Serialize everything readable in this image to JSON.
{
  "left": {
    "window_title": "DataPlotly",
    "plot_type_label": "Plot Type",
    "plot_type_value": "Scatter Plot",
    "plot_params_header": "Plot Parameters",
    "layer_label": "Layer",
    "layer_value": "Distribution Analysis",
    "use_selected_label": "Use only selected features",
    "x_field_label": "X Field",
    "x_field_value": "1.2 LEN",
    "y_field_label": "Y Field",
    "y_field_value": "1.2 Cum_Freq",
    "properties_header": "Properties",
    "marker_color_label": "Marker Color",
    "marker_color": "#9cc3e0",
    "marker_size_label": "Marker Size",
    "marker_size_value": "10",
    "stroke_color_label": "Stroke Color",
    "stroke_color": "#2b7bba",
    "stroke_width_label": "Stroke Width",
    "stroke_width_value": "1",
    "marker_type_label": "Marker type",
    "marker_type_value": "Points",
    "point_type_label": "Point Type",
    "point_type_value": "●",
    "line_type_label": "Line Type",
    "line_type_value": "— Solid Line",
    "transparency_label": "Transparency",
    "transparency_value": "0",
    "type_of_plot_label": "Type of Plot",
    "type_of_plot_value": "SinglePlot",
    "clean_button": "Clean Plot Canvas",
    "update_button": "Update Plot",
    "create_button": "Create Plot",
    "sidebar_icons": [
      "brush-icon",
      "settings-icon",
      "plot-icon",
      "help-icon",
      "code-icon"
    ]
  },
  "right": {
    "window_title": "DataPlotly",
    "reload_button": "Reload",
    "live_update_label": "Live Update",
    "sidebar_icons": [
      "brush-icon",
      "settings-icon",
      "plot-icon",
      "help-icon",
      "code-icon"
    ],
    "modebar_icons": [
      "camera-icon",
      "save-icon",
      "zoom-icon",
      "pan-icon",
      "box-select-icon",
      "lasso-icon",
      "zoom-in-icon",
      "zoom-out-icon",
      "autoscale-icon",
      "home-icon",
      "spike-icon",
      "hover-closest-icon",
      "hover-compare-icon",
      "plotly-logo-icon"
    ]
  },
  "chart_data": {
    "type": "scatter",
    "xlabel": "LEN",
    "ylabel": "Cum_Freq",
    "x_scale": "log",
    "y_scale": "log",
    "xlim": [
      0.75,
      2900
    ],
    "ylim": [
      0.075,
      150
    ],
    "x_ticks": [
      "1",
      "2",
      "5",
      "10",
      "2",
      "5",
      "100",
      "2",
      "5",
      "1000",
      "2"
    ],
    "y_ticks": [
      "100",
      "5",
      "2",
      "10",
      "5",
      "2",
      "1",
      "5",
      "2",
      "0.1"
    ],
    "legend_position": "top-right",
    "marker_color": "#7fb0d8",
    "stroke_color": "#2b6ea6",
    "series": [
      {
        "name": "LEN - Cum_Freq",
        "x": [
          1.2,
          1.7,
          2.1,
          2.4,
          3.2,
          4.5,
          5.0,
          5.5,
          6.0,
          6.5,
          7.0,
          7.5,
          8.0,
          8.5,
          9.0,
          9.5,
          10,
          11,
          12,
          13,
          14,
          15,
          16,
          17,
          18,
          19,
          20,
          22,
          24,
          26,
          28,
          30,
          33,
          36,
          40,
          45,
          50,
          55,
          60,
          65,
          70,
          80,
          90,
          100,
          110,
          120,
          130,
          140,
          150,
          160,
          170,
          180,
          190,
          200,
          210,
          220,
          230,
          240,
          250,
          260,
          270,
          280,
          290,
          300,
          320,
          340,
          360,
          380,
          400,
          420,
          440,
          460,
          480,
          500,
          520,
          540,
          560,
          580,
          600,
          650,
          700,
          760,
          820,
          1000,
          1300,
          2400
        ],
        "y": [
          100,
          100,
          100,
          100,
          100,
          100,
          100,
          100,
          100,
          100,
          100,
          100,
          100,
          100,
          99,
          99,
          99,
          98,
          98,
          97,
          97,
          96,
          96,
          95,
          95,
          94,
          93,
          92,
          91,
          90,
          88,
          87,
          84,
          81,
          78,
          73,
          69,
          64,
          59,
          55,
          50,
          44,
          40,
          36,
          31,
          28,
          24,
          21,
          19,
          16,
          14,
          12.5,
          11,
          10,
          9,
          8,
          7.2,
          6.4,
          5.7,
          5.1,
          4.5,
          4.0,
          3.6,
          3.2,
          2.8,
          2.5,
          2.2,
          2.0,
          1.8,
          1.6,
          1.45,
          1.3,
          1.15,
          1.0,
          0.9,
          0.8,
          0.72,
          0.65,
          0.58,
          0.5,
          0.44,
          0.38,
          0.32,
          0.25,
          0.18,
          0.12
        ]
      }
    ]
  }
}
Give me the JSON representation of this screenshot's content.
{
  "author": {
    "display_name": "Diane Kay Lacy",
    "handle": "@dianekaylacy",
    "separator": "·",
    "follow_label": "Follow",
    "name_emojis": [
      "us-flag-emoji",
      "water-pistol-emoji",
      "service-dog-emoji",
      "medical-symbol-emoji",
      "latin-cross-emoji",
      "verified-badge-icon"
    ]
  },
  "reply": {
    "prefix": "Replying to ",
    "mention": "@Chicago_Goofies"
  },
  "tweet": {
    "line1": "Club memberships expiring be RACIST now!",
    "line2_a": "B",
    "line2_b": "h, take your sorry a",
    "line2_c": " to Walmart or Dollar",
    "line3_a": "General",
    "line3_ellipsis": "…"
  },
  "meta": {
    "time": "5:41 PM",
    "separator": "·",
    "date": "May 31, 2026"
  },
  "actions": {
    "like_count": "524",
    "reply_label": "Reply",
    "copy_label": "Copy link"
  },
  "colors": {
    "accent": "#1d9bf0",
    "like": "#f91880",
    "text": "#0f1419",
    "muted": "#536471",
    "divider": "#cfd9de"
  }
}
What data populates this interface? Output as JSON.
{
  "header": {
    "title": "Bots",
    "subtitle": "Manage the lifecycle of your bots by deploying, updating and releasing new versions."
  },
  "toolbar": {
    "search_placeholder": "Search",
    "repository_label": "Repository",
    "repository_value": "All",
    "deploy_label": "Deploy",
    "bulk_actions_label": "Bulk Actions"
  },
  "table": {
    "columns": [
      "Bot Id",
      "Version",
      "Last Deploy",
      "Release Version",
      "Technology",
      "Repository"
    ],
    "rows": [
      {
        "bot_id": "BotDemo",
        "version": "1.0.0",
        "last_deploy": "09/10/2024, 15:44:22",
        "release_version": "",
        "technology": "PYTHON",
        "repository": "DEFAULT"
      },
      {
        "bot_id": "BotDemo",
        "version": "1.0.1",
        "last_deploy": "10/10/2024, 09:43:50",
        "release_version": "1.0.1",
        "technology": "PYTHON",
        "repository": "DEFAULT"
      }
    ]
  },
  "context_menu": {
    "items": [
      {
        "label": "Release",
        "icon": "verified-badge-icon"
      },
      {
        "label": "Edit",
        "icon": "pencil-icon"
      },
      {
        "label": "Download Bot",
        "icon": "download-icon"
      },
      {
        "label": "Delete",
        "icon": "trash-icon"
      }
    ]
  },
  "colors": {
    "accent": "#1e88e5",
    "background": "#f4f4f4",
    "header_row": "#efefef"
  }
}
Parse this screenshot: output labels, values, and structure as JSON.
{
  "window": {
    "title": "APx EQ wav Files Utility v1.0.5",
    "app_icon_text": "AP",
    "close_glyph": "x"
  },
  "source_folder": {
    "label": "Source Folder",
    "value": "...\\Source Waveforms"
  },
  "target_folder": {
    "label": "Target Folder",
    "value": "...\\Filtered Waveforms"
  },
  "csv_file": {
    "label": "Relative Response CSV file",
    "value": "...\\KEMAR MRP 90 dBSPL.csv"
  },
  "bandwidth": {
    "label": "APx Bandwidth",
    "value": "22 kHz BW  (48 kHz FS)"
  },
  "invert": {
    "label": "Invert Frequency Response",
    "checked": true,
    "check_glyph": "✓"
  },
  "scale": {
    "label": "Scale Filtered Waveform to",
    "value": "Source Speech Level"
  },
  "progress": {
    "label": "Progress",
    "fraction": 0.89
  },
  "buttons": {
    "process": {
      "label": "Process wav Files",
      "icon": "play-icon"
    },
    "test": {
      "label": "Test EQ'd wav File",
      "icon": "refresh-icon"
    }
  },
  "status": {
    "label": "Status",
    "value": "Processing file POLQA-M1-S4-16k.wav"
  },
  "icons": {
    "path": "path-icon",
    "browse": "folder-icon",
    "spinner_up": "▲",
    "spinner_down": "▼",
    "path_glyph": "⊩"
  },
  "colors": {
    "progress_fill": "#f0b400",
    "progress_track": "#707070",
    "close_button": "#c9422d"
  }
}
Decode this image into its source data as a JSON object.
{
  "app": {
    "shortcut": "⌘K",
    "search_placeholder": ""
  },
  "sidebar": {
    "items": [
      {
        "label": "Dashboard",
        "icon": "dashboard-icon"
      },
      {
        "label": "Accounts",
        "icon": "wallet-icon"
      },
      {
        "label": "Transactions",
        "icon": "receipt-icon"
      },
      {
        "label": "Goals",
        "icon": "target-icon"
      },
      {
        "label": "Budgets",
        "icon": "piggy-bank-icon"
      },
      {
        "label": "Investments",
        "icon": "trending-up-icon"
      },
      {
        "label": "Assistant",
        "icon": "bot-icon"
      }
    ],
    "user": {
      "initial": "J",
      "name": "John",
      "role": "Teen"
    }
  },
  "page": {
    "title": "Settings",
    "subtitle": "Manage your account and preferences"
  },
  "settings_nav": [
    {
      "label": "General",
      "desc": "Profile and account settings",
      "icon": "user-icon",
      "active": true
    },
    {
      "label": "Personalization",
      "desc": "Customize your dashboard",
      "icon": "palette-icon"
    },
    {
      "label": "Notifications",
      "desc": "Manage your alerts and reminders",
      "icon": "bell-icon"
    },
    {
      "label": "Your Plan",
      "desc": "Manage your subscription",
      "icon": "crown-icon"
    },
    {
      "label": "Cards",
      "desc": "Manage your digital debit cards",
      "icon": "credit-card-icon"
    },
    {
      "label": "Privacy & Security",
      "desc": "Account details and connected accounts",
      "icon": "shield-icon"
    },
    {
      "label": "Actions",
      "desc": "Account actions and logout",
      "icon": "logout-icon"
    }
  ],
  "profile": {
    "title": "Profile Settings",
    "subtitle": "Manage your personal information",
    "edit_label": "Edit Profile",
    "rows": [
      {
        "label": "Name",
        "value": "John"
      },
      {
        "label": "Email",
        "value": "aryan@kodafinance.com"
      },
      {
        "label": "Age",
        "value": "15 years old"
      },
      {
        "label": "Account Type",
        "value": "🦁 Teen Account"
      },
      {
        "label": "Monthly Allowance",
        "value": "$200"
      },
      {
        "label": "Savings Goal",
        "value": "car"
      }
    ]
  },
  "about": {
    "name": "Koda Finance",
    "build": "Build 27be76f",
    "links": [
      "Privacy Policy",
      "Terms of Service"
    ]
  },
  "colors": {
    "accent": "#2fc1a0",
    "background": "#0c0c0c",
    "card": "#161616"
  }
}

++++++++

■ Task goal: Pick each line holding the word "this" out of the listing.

■ Expected answer:
Serialize everything readable in this image to JSON.
Give me the JSON representation of this screenshot's content.
What data populates this interface? Output as JSON.
Parse this screenshot: output labels, values, and structure as JSON.
Decode this image into its source data as a JSON object.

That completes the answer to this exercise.